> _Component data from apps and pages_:
▶
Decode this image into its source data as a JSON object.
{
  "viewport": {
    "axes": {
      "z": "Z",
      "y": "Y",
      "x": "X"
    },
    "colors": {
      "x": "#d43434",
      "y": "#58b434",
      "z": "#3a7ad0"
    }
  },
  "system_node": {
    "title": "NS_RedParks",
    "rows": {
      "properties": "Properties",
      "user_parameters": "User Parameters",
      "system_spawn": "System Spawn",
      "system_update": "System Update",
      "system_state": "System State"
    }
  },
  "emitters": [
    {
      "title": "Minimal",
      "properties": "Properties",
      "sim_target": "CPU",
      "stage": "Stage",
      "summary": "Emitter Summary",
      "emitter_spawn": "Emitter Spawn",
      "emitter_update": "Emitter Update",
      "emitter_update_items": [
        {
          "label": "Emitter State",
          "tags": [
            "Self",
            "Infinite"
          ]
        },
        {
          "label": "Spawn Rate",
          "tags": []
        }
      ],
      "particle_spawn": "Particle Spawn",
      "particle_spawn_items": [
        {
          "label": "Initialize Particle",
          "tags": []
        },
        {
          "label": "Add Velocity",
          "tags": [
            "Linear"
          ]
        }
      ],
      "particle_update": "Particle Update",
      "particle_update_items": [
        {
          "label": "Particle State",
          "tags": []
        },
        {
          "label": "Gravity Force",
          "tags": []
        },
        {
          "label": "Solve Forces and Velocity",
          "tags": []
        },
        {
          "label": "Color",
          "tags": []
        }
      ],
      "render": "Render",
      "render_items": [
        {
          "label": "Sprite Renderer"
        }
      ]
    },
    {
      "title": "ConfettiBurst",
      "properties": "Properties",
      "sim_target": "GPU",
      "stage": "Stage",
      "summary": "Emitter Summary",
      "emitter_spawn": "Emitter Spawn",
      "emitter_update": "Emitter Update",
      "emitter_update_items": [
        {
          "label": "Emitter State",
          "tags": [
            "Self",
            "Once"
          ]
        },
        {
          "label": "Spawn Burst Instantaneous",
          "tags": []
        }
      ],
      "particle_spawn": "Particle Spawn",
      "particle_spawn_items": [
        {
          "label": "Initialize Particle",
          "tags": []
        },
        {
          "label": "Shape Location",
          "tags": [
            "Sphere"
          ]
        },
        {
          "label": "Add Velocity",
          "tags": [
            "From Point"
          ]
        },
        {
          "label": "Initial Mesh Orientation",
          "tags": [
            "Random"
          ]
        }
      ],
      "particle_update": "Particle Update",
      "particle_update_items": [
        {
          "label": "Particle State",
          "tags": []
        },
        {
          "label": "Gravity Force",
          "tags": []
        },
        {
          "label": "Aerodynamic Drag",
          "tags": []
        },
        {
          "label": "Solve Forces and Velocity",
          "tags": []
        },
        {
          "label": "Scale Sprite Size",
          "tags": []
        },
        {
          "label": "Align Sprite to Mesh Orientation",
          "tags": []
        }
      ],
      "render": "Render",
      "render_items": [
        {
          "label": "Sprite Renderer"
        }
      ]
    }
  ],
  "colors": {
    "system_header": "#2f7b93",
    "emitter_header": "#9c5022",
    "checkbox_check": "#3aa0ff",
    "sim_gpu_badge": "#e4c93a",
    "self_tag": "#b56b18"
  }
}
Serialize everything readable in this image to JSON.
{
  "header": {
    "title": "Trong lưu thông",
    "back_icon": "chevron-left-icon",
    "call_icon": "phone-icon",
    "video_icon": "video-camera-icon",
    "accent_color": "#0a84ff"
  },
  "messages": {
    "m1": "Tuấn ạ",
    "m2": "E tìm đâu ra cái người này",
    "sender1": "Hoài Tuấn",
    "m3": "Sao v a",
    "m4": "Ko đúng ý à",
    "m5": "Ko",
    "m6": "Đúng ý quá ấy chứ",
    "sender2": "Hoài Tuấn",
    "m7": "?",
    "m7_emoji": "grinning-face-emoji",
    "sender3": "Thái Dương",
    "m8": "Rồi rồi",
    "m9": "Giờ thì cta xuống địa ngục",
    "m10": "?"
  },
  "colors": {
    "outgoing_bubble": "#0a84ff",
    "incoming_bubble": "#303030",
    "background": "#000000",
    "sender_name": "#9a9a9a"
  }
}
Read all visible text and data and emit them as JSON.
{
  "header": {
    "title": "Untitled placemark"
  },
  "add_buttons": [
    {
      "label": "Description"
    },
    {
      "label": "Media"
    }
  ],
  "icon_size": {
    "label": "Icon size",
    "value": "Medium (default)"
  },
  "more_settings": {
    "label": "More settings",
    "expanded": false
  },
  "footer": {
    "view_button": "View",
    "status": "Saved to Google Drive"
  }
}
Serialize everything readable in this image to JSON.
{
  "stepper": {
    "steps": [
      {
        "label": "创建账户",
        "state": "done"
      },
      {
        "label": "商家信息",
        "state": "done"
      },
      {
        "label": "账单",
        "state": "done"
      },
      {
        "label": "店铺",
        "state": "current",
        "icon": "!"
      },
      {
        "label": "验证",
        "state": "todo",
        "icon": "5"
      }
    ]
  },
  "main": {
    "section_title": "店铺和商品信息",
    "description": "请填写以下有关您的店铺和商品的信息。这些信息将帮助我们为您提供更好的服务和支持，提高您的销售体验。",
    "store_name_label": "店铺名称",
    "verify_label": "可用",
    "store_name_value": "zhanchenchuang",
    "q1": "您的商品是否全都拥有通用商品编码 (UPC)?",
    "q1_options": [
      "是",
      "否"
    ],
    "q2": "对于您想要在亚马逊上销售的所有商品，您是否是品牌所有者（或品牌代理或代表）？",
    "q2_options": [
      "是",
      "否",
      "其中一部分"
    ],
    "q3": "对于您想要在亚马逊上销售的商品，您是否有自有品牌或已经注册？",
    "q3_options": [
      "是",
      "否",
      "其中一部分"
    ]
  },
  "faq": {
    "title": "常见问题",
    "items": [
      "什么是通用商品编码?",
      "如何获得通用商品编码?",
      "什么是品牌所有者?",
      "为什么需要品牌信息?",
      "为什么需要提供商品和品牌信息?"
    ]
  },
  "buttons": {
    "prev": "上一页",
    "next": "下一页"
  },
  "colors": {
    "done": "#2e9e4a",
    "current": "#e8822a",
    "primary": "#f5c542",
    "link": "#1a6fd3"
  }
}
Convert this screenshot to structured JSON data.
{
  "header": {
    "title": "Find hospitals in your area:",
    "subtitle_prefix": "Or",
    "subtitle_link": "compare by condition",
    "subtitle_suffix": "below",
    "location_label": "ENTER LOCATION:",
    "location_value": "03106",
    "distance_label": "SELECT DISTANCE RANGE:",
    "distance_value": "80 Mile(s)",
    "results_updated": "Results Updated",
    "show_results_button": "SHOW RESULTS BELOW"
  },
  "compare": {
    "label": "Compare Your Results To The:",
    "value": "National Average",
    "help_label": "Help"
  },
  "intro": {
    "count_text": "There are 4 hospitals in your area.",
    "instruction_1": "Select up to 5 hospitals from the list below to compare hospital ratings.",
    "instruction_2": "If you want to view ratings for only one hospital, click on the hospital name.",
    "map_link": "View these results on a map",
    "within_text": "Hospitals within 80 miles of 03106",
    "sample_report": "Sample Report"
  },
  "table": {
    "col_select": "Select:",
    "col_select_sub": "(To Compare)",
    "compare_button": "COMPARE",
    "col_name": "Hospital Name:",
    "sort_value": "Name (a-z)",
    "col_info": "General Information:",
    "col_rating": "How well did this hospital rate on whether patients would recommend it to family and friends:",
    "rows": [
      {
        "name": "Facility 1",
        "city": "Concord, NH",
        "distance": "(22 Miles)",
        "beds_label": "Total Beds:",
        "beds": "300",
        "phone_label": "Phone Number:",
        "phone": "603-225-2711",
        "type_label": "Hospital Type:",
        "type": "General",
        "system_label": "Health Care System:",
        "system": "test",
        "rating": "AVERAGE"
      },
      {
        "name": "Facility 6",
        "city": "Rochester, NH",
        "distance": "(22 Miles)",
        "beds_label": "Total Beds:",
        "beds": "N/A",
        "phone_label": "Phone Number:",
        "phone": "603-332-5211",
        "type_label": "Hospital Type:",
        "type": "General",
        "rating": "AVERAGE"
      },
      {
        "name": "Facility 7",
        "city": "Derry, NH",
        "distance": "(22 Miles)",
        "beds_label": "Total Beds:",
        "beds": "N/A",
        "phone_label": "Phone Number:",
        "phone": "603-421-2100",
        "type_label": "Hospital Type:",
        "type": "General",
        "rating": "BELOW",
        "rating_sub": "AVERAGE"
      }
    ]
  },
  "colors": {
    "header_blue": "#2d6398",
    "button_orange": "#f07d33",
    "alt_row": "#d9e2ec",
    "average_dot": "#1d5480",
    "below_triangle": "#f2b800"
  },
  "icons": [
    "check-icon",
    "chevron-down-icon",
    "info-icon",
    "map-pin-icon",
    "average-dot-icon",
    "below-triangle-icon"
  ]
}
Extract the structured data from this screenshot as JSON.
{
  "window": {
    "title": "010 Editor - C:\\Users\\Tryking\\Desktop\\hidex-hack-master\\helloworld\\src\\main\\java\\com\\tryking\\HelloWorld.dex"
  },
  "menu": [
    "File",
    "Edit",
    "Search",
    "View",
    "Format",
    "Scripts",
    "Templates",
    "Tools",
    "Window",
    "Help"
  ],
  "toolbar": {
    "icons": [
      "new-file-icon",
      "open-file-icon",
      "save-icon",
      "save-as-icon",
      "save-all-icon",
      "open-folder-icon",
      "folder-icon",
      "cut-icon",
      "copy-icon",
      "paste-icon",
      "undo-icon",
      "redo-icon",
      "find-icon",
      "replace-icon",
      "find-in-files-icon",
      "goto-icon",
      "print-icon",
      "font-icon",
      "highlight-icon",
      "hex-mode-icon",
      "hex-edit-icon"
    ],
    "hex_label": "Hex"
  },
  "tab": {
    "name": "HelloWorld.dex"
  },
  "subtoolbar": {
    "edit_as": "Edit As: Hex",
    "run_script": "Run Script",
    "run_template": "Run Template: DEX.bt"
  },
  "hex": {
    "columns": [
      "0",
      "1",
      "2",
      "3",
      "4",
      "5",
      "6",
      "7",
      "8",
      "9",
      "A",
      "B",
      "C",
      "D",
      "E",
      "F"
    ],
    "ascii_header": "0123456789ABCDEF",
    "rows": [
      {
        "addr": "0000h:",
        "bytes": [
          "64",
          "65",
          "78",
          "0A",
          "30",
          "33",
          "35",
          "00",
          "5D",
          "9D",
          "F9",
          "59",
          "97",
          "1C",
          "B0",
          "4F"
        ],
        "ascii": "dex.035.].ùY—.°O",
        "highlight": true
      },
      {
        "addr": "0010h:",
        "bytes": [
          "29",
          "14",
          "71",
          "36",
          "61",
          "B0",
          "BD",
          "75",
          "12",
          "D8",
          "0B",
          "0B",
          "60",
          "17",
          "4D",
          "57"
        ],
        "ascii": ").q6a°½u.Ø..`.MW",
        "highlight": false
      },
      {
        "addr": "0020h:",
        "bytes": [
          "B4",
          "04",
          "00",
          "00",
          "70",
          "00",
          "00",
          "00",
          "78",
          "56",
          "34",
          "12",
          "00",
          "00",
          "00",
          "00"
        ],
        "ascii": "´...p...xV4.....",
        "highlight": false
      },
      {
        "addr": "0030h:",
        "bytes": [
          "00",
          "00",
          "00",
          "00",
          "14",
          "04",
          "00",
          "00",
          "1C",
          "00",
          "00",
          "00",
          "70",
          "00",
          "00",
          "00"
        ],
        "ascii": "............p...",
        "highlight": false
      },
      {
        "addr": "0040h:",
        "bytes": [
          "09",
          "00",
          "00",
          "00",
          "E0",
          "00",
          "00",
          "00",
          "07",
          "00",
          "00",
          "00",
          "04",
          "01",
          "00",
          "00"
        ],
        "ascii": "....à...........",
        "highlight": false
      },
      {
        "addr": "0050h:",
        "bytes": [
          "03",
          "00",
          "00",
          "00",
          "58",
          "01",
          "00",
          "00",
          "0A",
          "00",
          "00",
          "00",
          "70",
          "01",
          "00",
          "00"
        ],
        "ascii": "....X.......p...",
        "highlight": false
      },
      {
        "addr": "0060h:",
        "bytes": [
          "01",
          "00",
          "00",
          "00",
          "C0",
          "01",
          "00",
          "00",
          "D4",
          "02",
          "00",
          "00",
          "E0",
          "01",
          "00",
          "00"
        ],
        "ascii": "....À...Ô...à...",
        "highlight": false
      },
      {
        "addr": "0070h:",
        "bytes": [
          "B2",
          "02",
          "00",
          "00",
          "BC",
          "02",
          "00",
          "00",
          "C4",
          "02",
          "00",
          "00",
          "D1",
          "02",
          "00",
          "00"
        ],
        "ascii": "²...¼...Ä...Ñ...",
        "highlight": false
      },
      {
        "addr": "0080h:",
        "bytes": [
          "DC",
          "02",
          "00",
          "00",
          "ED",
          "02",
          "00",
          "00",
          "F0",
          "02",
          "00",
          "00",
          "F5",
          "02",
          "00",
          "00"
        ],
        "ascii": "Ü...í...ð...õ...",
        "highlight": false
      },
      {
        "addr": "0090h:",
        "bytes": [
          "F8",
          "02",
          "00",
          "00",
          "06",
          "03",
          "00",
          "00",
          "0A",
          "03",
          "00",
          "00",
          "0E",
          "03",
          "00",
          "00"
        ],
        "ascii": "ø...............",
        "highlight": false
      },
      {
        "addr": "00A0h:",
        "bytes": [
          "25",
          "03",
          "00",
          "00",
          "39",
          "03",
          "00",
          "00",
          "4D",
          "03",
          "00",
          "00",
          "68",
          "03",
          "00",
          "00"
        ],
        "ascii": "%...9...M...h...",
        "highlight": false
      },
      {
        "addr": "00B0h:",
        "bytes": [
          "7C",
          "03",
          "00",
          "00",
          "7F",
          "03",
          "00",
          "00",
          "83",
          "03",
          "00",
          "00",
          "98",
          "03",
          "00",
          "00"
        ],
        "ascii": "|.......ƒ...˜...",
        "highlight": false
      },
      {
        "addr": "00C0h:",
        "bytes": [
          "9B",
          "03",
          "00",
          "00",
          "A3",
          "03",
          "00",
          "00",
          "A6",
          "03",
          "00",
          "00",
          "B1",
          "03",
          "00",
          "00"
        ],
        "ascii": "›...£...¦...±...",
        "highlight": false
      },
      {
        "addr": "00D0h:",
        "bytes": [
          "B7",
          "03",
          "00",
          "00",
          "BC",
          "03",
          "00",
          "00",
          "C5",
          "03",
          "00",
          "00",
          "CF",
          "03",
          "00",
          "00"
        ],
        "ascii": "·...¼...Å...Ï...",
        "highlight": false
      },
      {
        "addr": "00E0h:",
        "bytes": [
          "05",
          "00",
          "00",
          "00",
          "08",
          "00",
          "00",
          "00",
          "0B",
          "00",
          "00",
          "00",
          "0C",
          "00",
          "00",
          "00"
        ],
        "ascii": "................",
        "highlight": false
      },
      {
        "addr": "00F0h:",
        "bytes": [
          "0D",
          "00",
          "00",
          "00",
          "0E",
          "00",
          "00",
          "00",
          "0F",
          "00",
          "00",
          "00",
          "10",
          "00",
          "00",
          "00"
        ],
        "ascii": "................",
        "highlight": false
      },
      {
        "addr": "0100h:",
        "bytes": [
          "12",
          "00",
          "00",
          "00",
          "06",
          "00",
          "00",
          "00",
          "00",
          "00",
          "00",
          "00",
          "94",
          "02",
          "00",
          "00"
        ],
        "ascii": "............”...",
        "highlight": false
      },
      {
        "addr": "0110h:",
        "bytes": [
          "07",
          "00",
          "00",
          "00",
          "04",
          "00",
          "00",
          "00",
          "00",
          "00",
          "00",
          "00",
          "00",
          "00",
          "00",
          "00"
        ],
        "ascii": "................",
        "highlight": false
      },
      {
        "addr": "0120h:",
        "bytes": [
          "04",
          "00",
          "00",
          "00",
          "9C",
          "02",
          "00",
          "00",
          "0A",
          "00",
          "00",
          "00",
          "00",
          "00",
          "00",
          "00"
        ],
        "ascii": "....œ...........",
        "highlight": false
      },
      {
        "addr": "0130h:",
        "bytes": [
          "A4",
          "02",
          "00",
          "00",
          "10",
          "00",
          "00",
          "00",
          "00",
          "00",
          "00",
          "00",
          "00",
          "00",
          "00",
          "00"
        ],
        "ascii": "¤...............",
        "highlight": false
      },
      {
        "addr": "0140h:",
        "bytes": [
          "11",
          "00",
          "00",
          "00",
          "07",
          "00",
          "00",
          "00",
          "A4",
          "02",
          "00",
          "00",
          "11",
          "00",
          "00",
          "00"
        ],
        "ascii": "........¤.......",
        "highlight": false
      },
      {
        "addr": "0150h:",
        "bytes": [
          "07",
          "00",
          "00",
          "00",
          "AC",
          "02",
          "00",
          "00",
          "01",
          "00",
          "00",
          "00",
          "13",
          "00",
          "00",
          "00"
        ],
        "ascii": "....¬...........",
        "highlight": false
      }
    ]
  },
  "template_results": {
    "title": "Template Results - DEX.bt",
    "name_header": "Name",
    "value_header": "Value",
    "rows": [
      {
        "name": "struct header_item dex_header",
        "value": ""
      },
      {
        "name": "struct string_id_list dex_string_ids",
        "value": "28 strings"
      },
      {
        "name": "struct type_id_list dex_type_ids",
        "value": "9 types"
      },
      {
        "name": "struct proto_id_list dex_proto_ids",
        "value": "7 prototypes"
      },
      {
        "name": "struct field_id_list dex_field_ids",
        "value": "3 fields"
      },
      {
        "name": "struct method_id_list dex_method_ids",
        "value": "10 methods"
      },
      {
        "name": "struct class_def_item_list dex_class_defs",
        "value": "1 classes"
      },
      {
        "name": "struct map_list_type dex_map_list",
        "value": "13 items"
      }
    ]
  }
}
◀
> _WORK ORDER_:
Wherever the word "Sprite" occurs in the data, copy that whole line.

> _TASK RESPONSE_:
          "label": "Sprite Renderer"
          "label": "Scale Sprite Size",
          "label": "Align Sprite to Mesh Orientation",
          "label": "Sprite Renderer"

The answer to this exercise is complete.